Local film provides environmental education


James Tsitiridis

Local film provides environmental education

By Taylor Hentrup

Climate change and human impact on the earth are issues that will be explored by The One Earth Film Festival, which aims to generate discussion of environmental issues through timely films.

The films will be shown in multiple locations throughout Chicago including museums, churches and institutions such as the Institute of Cultural Affairs, the Peggy Notebaert Museum and Columbia’s Music Center until March 12. In 2016, more than 3,500 people attended the 47 screenings across Chicago, and this year the festival is planning to expand.

Jodi Wine, a lawyer and organizer of the  festival, said the festival was designed for people of all ages.

“We’re really trying to have the films and the discussion drive people to take individual actions and act locally on behalf of their communities and the planet,” Wine said.

One Earth is a production of Green Community Connections, which endeavors to tap into conversations about sustainability issues and identify local solutions. The festival encourages student filmmakers to enter the field by hosting the “Young Filmmakers Contest” for third-graders through college students. Prizes include $500 in cash or scholarship and a screening of the winning film at

the festival.

Gabriel Lyons, a filmmaker and a junior cultural studies major at Columbia who is interested in the festival, said the films shown are incredibly important and encourage those who attend to tackle environmental debates. He added that the festival needs to be seen as a crowning moment for climate change. 

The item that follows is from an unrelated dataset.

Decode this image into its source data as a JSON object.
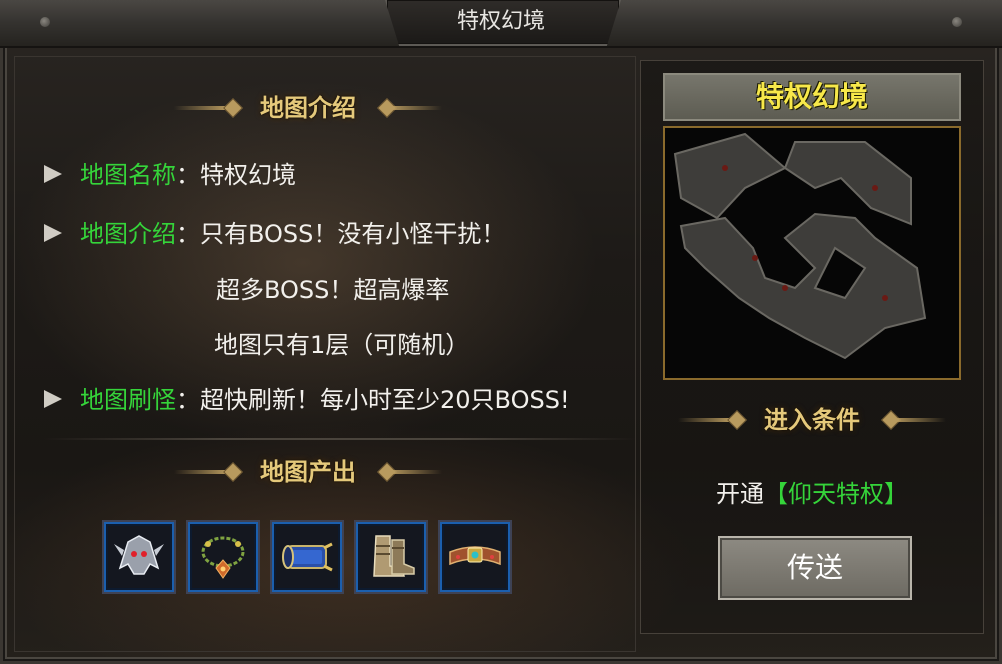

“They are a point of reference to go to if your favorite politician stays true to his party’s word,”

Lyons said.

The festival comes at a time when a bill is pending in Congress to abolish the Environmental Protection Agency and a budget championed by the president seeks to reduce its funding by 25 percent, according to a March 2 Reuters article. The festival’s organizers said this historical moment in politics offers them a very bright spotlight and platform to speak out on these issues.

“Minimalism: A Documentary About Important Things” was shown as part of a preview of the festival at Loyola University on Feb. 21. Dan Amick, the associate dean of faculty in the Institute of Environmental Stability at Loyola University, spoke at the event.

“In our own institute, we have six majors in environmental sciences, and the number of students within them has doubled in the last three years,” Amick said. 

Wine said the health of a country should not be studied only on economics, but the environment as well. 

“If we’re measuring our well-being based on the gross domestic product and the amount of profitability, it’s a recipe for failure,” Wine said.